It was really fun to watch the different breeds work the sheep.  I have to admit that, as I come from the border collie world which can be rather snobby about other breeds working ability, I was surprised by how nicely these dogs worked.  In fact they all worked better than my dogs!  At least more calmly and quietly, which is what is needed in such a tight space.  Working in an arena short circuited Hannah’s brain and she was a mess after she’d done a couple of runs.  Mira also reverted to some of her former bad habits.  Kestrel alone did well, better than she’s ever done before in fact.

The arena was about the size of a hockey rink, but with a dirt floor.  The ewes were shipped in from an  hour or so away and were new to my dogs (from a different farm than where we train).  They were a mix of different breeds, some white, some black.  The black ones ended up being quite a pain after they’d been run a few times.  Hannah was the first to encounter that.  One of the ewes turned and stomped at her.  She does this silly little play bow type movement when sheep stand up to her.  She dives in at them but won’t make contact.  Not even close.  As soon as that ewe realized that Hannah had nothing to back up her threats, it was game over.  She wasn’t moving anywhere.  I couldn’t move her either.

I wasn’t sure what to do but I didn’t want to walk away and leave Hannah thinking she couldn’t move the sheep.  So I pulled her back and sent he on a small outrun to pick them up.  That worked, but then we tried to keep them moving around and that proved to be all but impossible.  The biggest problem is that Hannah was now totally wound up, and all she wanted to do was head the sheep.  ARGH!  I would have to get right in there with her to turn them and start them moving, and then she’d whip around and head and stop them again.  Once stopped, they were almost impossible to get going.
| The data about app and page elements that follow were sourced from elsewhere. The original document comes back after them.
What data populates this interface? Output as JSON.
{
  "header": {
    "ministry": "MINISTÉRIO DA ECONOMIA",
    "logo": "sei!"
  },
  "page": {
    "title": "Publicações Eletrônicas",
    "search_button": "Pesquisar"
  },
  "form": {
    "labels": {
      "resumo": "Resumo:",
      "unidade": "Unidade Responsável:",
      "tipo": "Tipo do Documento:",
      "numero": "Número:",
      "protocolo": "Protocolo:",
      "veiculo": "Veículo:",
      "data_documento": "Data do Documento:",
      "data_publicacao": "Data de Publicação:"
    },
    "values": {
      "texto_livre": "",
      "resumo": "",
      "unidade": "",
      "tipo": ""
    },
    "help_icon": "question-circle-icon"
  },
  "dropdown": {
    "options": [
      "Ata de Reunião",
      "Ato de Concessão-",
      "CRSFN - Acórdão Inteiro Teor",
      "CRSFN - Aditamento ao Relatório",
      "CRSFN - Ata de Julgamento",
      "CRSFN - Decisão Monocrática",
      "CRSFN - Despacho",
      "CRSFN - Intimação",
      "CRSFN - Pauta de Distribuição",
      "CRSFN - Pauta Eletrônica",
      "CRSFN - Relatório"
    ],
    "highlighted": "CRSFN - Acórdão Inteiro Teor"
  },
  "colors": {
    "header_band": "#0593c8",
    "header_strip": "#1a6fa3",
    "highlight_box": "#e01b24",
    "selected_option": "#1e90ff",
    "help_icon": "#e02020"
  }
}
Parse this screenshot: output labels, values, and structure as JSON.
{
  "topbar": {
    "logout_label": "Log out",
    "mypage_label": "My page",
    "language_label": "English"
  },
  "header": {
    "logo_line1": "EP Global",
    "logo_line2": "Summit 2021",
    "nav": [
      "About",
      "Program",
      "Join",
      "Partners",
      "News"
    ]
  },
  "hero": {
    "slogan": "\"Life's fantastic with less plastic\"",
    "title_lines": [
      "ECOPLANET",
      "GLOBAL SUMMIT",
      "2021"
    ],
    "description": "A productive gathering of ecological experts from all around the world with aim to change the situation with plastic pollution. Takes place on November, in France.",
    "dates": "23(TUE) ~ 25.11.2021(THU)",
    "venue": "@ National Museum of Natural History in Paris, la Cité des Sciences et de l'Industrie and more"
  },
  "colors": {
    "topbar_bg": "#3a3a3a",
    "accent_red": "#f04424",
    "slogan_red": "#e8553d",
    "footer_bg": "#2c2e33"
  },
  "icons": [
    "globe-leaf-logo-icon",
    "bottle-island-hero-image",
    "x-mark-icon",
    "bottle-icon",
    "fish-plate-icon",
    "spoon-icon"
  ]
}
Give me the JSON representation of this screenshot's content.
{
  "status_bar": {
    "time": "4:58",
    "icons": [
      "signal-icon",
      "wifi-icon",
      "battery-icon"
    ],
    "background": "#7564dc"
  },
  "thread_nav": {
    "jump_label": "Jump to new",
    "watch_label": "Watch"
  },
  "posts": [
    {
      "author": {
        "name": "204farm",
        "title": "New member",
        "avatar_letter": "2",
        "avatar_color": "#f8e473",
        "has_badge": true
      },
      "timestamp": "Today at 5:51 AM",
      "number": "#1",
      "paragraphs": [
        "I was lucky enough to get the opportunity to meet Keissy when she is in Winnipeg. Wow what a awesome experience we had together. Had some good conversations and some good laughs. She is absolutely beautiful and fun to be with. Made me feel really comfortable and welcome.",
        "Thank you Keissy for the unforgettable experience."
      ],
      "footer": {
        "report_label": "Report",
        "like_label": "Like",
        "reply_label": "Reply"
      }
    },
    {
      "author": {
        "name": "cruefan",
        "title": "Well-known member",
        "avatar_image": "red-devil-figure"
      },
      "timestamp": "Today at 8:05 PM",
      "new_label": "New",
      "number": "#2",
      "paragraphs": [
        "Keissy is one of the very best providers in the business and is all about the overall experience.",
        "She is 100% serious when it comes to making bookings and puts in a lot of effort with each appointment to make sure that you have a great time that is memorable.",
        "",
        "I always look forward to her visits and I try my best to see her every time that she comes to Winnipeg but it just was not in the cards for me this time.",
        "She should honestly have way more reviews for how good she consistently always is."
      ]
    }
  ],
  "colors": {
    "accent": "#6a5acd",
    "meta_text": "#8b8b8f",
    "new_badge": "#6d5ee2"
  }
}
This was the same problem we had a couple of weeks ago when training at the new farm near my parents. It took us half an hour to get sheep out of a corner because Hannah would pull them out, then whip around and push them back in again.  I ended up having to hold on to her collar.  At the demo, at one point I actually had to pick her up and carry her off the field because I couldn’t even call her off the stock.  At her age and level of training, this sort of thing should not be happening.

She has a tremendous amount of tension, and still a lack of confidence.  I wonder how I can help her with this.  Her littermate sister is winning champion ships at trials at the open level, and my dog is falling apart trying to push sheep out of a corner.  What am I doing wrong?

I am taking her for a lesson with her breeder today to see if I can get some tips on working through this.

Mira also regressed in her training somewhat, but she didn’t fall apart like Hannah did.  She did have a ewe challenge her, and she also wouldn’t go in and grip, but somehow we didn’t get hung up on it.  She didn’t get all rattled and just kept working when I flanked her around behind them and got them going again.  When Hannah got charged, she seemed to lose all confidence.  Mira did not.  Again, I wonder what’s up with that, and what I can do to help.

Kestrel was my superstar.  While the other dogs all struggled and regressed (working in an arena with the tight spaces, bright lights, loud speakers, crowds and tired sheep is not easy) Kess was amazing.  She was better than she’s ever been in fact.  I had expected to have a rodeo when I took her out, but instead she did an incredible job of wearing the sheep to me.  She showed tremendous self-control, setting a nice pace.  Very pushy, but as long as I moved quickly, she did not push the sheep past me.  She laid down on her own, flanked as necessary but not much, and had absolutely no trouble moving the sheep around.  Of course I didn’t have her do more complicated things than wearing, but I expected her to go back to chasing sheep around and running me over with them.  She did not, and she’s in my good books today, let me tell you!

Despite the poor performance of some of my dogs, I had a really good time. The people were really nice, everyone was relaxed, and it was extremely interesting to watch the different types of dogs work the sheep.  The people putting on the demo had two older, fully trained dogs who made everything look easy!  One was their border collie chore dog, and he really impressed me with his calm and matter of fact approach to working sheep.  When the ewes challenged him, he calmly but firmly bit them on the nose, turned them, and marched them around.  He was all business, and none of this tension and silliness that Hannah displayed.  I know some of this is breeding, and some is just getting to work every day.  I wish I had sheep for Hannah to work daily as she really needs that to loosen her up.  As I keep saying, someday… hopefully soon!